Never in my wildest imaginings would I have guessed that nine years would pass before I returned. Or that I’d be traveling to give a reading from my book about my mother’s death — Imperfect Endings — at her favorite bookstore: Politics & Prose. At the time I left, I was desperate to put the long difficult months leading up to her suicide behind me: to reclaim a normal life with family and friends: a life I could just barely remember. So while I mourned all that I was leaving that day, I was also anxious to go, to move on. And perhaps that explains why it’s taken me so long to return.
But now that I am returning, it seems this trip is an almost perfect confluence of events, starting with Politics & Prose. Not only is P&P one of those bookstores that manages to be both inviting and illustrious at the same time, it’s a place where I have wonderful, happy memories of my mother. When taking walks, going to museums, or shopping, was no longer possible for her, she was always ready to head up to P&P, buy some books and sit in the cafe, talking and thumbing through our finds over tea and muffins. So while I do have some pre-reading jitters, I can’t help but feel that my mother’s spirit will be sitting somewhere nearby, beaming her support — proud of me for having written the book, and for bringing it “home” to this place we both love.
And if she is there, she’ll be among good friends, many of whom will be at the reading. It is primarily for them that I will read. Not only did these people — many of them in their seventies and eighties — love and appreciate my mother when she was alive, they supported her choice to depart her life on her own terms, before nature took its full, brutal course. I have much to thank them for.

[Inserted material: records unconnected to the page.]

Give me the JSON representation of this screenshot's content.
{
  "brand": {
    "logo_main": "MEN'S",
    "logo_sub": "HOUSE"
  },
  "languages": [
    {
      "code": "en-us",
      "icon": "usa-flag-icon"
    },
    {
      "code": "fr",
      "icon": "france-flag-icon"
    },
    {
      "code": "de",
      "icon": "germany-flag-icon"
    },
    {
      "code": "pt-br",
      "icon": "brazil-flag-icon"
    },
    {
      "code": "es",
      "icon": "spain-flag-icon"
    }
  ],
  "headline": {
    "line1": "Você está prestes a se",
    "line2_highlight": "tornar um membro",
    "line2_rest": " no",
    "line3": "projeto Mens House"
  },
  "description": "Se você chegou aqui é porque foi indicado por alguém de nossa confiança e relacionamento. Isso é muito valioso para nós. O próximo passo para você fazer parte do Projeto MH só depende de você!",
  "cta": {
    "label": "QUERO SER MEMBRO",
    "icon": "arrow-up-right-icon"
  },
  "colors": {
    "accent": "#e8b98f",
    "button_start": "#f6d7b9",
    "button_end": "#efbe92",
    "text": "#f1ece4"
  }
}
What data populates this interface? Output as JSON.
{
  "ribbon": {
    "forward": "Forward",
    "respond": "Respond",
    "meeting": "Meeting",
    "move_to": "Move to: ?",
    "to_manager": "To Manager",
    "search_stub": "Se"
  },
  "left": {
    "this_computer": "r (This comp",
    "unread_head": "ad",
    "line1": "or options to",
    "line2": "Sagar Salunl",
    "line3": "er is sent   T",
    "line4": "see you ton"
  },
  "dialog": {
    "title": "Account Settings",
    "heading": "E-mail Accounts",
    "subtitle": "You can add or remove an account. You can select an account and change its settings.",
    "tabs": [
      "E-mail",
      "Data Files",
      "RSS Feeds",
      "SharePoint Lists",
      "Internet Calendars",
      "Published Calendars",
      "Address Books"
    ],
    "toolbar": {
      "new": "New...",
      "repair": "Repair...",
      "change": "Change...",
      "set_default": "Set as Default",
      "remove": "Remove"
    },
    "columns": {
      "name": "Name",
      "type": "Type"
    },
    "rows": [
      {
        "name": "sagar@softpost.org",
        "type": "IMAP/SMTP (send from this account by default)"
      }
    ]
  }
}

My big sister, Sarah (“Hannah” in the book) will be there as well and we are already planning to go to some of our old haunts in the city: the Bishop’s Garden at the National Cathedral, Macomb playground, Beauvoir school, The National Zoo, Ireland’s Four Provinces pub. And to my great joy, it will be the height of Washington’s spectacular spring, a time when every tree and bush sprouts and blooms and there is an almost-indecent lushness everywhere you look.

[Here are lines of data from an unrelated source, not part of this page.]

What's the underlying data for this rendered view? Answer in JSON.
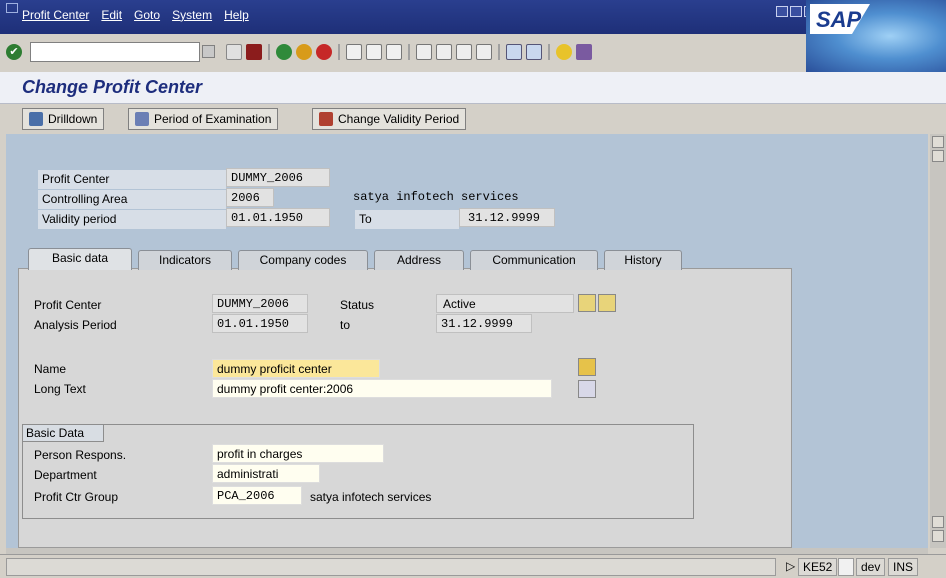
{
  "menu": [
    "Profit Center",
    "Edit",
    "Goto",
    "System",
    "Help"
  ],
  "brand": "SAP",
  "app_title": "Change Profit Center",
  "app_toolbar": {
    "drilldown": "Drilldown",
    "period_exam": "Period of Examination",
    "change_validity": "Change Validity Period"
  },
  "header": {
    "profit_center_label": "Profit Center",
    "profit_center_value": "DUMMY_2006",
    "controlling_area_label": "Controlling Area",
    "controlling_area_value": "2006",
    "controlling_area_text": "satya infotech  services",
    "validity_label": "Validity period",
    "validity_from": "01.01.1950",
    "to_label": "To",
    "validity_to": "31.12.9999"
  },
  "tabs": [
    "Basic data",
    "Indicators",
    "Company codes",
    "Address",
    "Communication",
    "History"
  ],
  "basic": {
    "profit_center_label": "Profit Center",
    "profit_center_value": "DUMMY_2006",
    "status_label": "Status",
    "status_value": "Active",
    "analysis_label": "Analysis Period",
    "analysis_from": "01.01.1950",
    "to_label": "to",
    "analysis_to": "31.12.9999",
    "name_label": "Name",
    "name_value": "dummy proficit center",
    "long_text_label": "Long Text",
    "long_text_value": "dummy profit center:2006",
    "group_title": "Basic Data",
    "person_label": "Person Respons.",
    "person_value": "profit in charges",
    "department_label": "Department",
    "department_value": "administrati",
    "group_label": "Profit Ctr Group",
    "group_value": "PCA_2006",
    "group_text": "satya infotech  services"
  },
  "status_bar": {
    "tcode": "KE52",
    "user": "dev",
    "mode": "INS"
  },
  "colors": {
    "title_bar": "#1e2f78",
    "app_title_text": "#1d2d7d",
    "main_bg": "#b3c4d6",
    "highlight_field": "#fbe79a"
  }
}
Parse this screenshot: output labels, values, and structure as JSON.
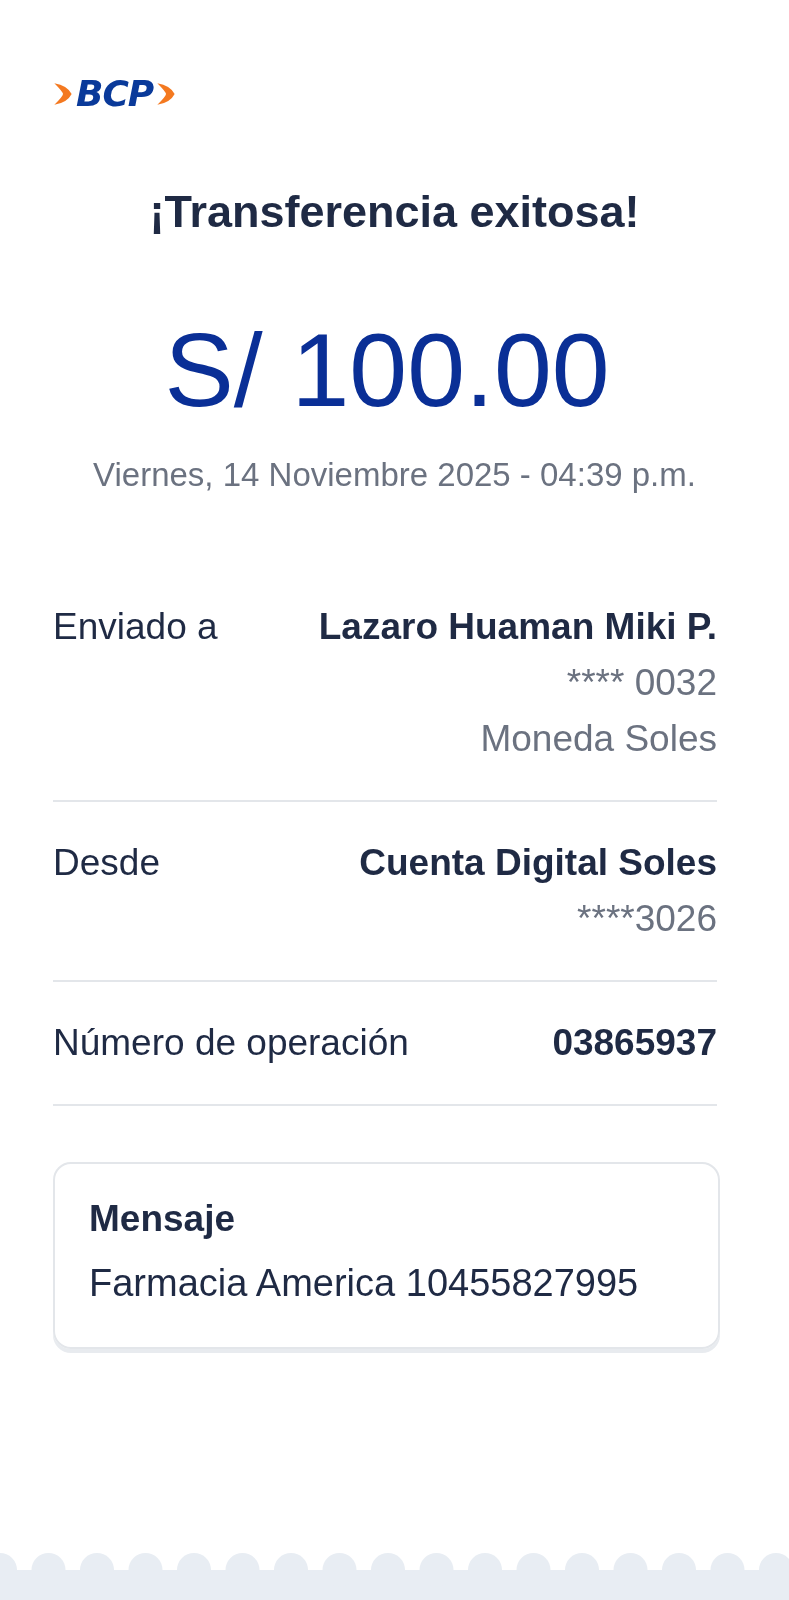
{
  "logo": {
    "text": "BCP"
  },
  "title": "¡Transferencia exitosa!",
  "amount": "S/ 100.00",
  "datetime": "Viernes, 14 Noviembre 2025 - 04:39 p.m.",
  "details": [
    {
      "label": "Enviado a",
      "values": [
        {
          "text": "Lazaro Huaman Miki P.",
          "bold": true
        },
        {
          "text": "**** 0032",
          "bold": false
        },
        {
          "text": "Moneda Soles",
          "bold": false
        }
      ]
    },
    {
      "label": "Desde",
      "values": [
        {
          "text": "Cuenta Digital Soles",
          "bold": true
        },
        {
          "text": "****3026",
          "bold": false
        }
      ]
    },
    {
      "label": "Número de operación",
      "values": [
        {
          "text": "03865937",
          "bold": true
        }
      ]
    }
  ],
  "message": {
    "heading": "Mensaje",
    "text": "Farmacia America 10455827995"
  }
}
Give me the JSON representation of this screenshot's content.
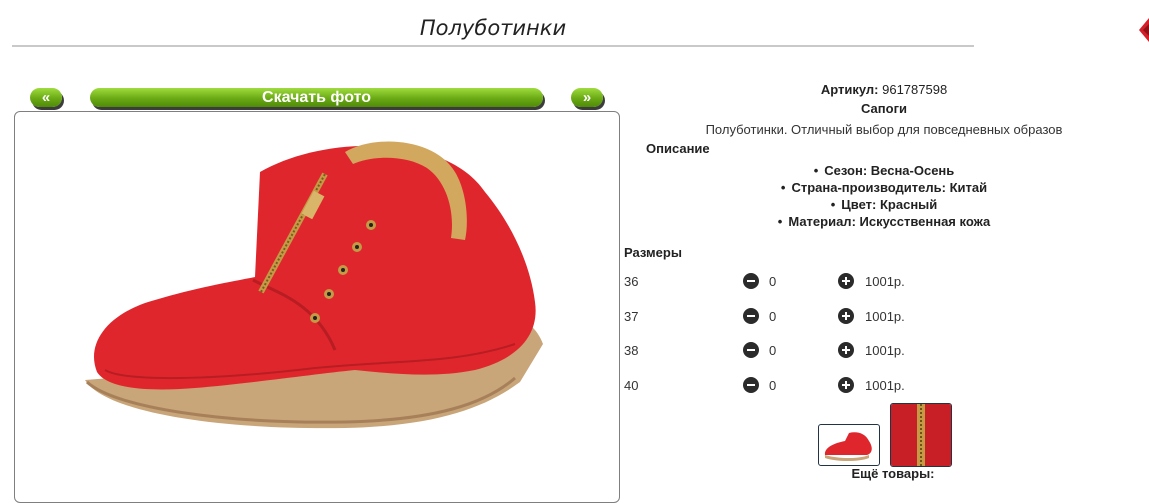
{
  "header": {
    "title": "Полуботинки"
  },
  "gallery": {
    "prev_label": "«",
    "download_label": "Скачать фото",
    "next_label": "»"
  },
  "product": {
    "article_label": "Артикул:",
    "article_value": "961787598",
    "category": "Сапоги",
    "summary": "Полуботинки. Отличный выбор для повседневных образов",
    "description_heading": "Описание",
    "features": [
      "Сезон: Весна-Осень",
      "Страна-производитель: Китай",
      "Цвет: Красный",
      "Материал: Искусственная кожа"
    ]
  },
  "sizes": {
    "heading": "Размеры",
    "rows": [
      {
        "size": "36",
        "qty": "0",
        "price": "1001р."
      },
      {
        "size": "37",
        "qty": "0",
        "price": "1001р."
      },
      {
        "size": "38",
        "qty": "0",
        "price": "1001р."
      },
      {
        "size": "40",
        "qty": "0",
        "price": "1001р."
      }
    ]
  },
  "more": {
    "label": "Ещё товары:"
  },
  "colors": {
    "accent_green": "#6aaa14",
    "shoe_red": "#e0262d",
    "sole": "#c9a57a"
  }
}
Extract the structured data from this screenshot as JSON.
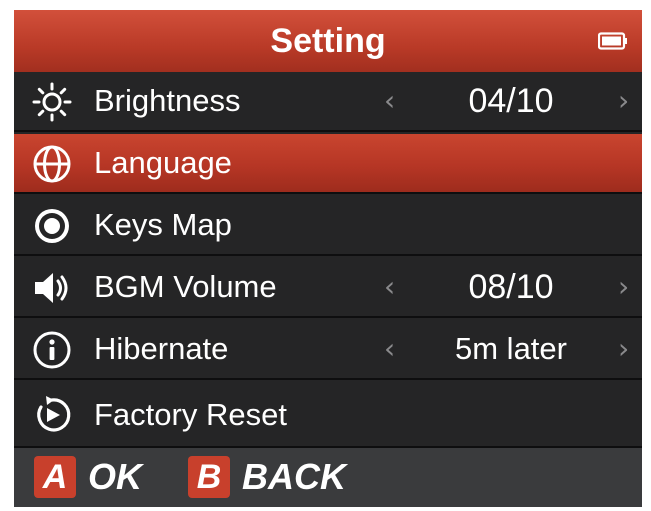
{
  "header": {
    "title": "Setting",
    "battery_icon": "battery-icon"
  },
  "menu": {
    "items": [
      {
        "label": "Brightness",
        "icon": "sun-icon",
        "value": "04/10",
        "has_arrows": true,
        "selected": false
      },
      {
        "label": "Language",
        "icon": "globe-icon",
        "value": "",
        "has_arrows": false,
        "selected": true
      },
      {
        "label": "Keys Map",
        "icon": "keys-map-icon",
        "value": "",
        "has_arrows": false,
        "selected": false
      },
      {
        "label": "BGM Volume",
        "icon": "speaker-icon",
        "value": "08/10",
        "has_arrows": true,
        "selected": false
      },
      {
        "label": "Hibernate",
        "icon": "info-icon",
        "value": "5m later",
        "has_arrows": true,
        "selected": false
      },
      {
        "label": "Factory Reset",
        "icon": "reset-icon",
        "value": "",
        "has_arrows": false,
        "selected": false
      }
    ],
    "arrow_left": "‹",
    "arrow_right": "›"
  },
  "footer": {
    "ok_key": "A",
    "ok_label": "OK",
    "back_key": "B",
    "back_label": "BACK"
  },
  "colors": {
    "accent": "#c8402c",
    "background": "#252526",
    "footer": "#3a3b3d",
    "text": "#ffffff",
    "arrow": "#8a8a8c"
  }
}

As my good friend, Peter Samis, reminded me in a text message sent from his travels yesterday: “Drink it in deeply.” And I plan to.
Causes Zoe FitzGerald Carter Supports
National Parkinson Foundation
The National Hospice and Palliative Care Organization
Michael J. Fox Parkinson's Foundation